What you need to do:
A single number is the whole answer: the count of lines in these entries that hold "icon".

Dataset items
══════════

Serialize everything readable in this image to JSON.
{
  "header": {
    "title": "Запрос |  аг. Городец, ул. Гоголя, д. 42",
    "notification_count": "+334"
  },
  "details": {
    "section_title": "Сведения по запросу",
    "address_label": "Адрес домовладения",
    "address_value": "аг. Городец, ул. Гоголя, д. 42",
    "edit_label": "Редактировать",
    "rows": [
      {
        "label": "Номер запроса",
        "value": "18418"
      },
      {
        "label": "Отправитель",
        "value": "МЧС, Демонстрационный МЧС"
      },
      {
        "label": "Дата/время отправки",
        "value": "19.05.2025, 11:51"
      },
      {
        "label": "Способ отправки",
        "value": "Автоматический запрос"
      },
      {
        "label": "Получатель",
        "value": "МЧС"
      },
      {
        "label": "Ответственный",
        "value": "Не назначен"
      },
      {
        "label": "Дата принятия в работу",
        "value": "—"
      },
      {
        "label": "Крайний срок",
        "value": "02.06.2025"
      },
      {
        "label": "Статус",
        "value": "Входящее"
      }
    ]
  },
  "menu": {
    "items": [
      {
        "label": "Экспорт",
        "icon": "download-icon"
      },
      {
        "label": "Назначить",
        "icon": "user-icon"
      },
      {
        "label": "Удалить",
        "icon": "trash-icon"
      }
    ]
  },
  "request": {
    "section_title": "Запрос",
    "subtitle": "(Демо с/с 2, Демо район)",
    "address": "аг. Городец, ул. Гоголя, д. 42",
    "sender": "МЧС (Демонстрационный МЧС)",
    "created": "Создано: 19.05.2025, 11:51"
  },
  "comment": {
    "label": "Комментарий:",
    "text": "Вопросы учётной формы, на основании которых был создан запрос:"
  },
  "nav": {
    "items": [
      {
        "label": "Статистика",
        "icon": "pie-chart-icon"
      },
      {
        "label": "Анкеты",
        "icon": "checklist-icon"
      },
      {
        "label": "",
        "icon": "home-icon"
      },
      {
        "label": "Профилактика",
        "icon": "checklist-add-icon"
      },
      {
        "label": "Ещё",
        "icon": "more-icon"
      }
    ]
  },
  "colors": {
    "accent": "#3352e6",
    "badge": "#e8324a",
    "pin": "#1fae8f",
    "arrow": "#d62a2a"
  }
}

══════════

Task solution:
8